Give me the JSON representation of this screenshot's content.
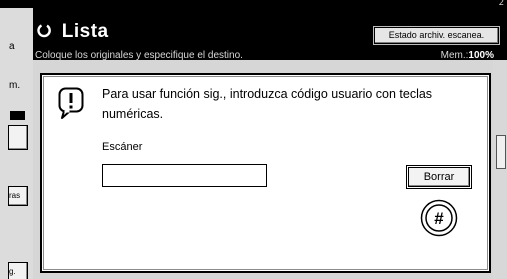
{
  "corner_indicator": "2",
  "left_panel": {
    "text_a": "a",
    "text_m": "m.",
    "btn_tras": "ras",
    "btn_g": "g."
  },
  "header": {
    "title": "Lista",
    "subtitle": "Coloque los originales y especifique el destino.",
    "estado_button": "Estado archiv. escanea.",
    "mem_label": "Mem.:",
    "mem_value": "100%"
  },
  "dialog": {
    "message": "Para usar función sig., introduzca código usuario con teclas numéricas.",
    "field_label": "Escáner",
    "field_value": "",
    "clear_button": "Borrar",
    "hash_key_label": "#"
  },
  "icons": {
    "info": "info-exclamation-icon",
    "title": "circle-icon",
    "hash": "hash-key-icon"
  }
}
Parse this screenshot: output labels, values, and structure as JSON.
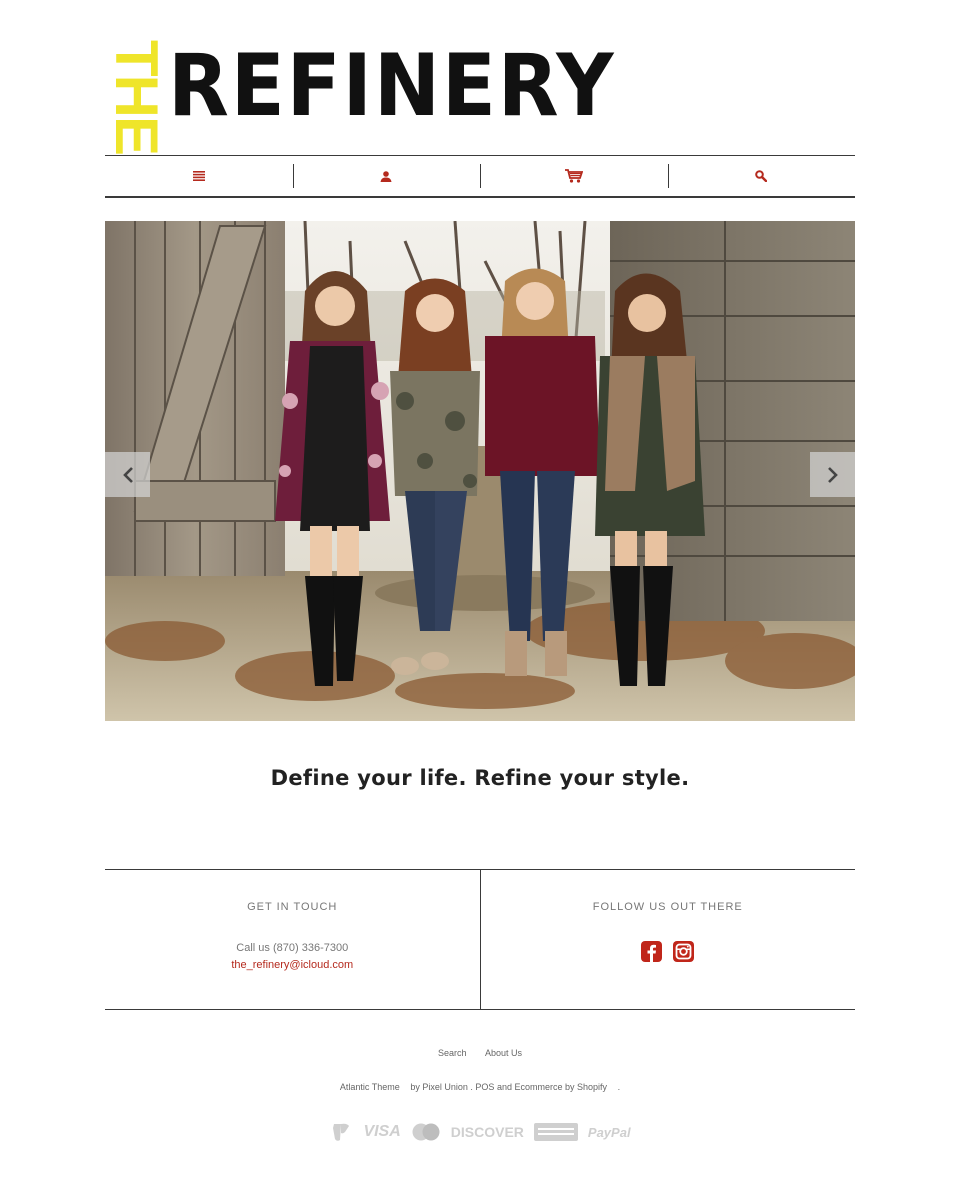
{
  "brand": {
    "logo_prefix": "THE",
    "logo_name": "REFINERY",
    "logo_prefix_color": "#efe52a",
    "logo_name_color": "#111111"
  },
  "nav": {
    "accent_color": "#b52a1e",
    "items": [
      {
        "icon": "menu-icon"
      },
      {
        "icon": "account-icon"
      },
      {
        "icon": "cart-icon"
      },
      {
        "icon": "search-icon"
      }
    ]
  },
  "hero": {
    "prev_icon": "chevron-left-icon",
    "next_icon": "chevron-right-icon"
  },
  "tagline": "Define your life. Refine your style.",
  "contact": {
    "heading": "GET IN TOUCH",
    "phone": "Call us (870) 336-7300",
    "email": "the_refinery@icloud.com"
  },
  "social": {
    "heading": "FOLLOW US OUT THERE",
    "icons": [
      "facebook-icon",
      "instagram-icon"
    ]
  },
  "footer": {
    "links": [
      "Search",
      "About Us"
    ],
    "credits": {
      "theme": "Atlantic Theme",
      "by": "by",
      "maker": "Pixel Union",
      "dot1": ".",
      "pos": "POS",
      "and": "and",
      "ecommerce": "Ecommerce by Shopify",
      "dot2": "."
    },
    "payment_methods": [
      "Venmo",
      "VISA",
      "Mastercard",
      "DISCOVER",
      "American Express",
      "PayPal"
    ]
  }
}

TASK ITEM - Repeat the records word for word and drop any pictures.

RESPONSE BOX -
Give me the JSON representation of this screenshot's content.
{
  "corner_indicator": "2",
  "left_panel": {
    "text_a": "a",
    "text_m": "m.",
    "btn_tras": "ras",
    "btn_g": "g."
  },
  "header": {
    "title": "Lista",
    "subtitle": "Coloque los originales y especifique el destino.",
    "estado_button": "Estado archiv. escanea.",
    "mem_label": "Mem.:",
    "mem_value": "100%"
  },
  "dialog": {
    "message": "Para usar función sig., introduzca código usuario con teclas numéricas.",
    "field_label": "Escáner",
    "field_value": "",
    "clear_button": "Borrar",
    "hash_key_label": "#"
  },
  "icons": {
    "info": "info-exclamation-icon",
    "title": "circle-icon",
    "hash": "hash-key-icon"
  }
}
Parse this screenshot: output labels, values, and structure as JSON.
{
  "brand": {
    "logo_prefix": "THE",
    "logo_name": "REFINERY",
    "logo_prefix_color": "#efe52a",
    "logo_name_color": "#111111"
  },
  "nav": {
    "accent_color": "#b52a1e",
    "items": [
      {
        "icon": "menu-icon"
      },
      {
        "icon": "account-icon"
      },
      {
        "icon": "cart-icon"
      },
      {
        "icon": "search-icon"
      }
    ]
  },
  "hero": {
    "prev_icon": "chevron-left-icon",
    "next_icon": "chevron-right-icon"
  },
  "tagline": "Define your life. Refine your style.",
  "contact": {
    "heading": "GET IN TOUCH",
    "phone": "Call us (870) 336-7300",
    "email": "the_refinery@icloud.com"
  },
  "social": {
    "heading": "FOLLOW US OUT THERE",
    "icons": [
      "facebook-icon",
      "instagram-icon"
    ]
  },
  "footer": {
    "links": [
      "Search",
      "About Us"
    ],
    "credits": {
      "theme": "Atlantic Theme",
      "by": "by",
      "maker": "Pixel Union",
      "dot1": ".",
      "pos": "POS",
      "and": "and",
      "ecommerce": "Ecommerce by Shopify",
      "dot2": "."
    },
    "payment_methods": [
      "Venmo",
      "VISA",
      "Mastercard",
      "DISCOVER",
      "American Express",
      "PayPal"
    ]
  }
}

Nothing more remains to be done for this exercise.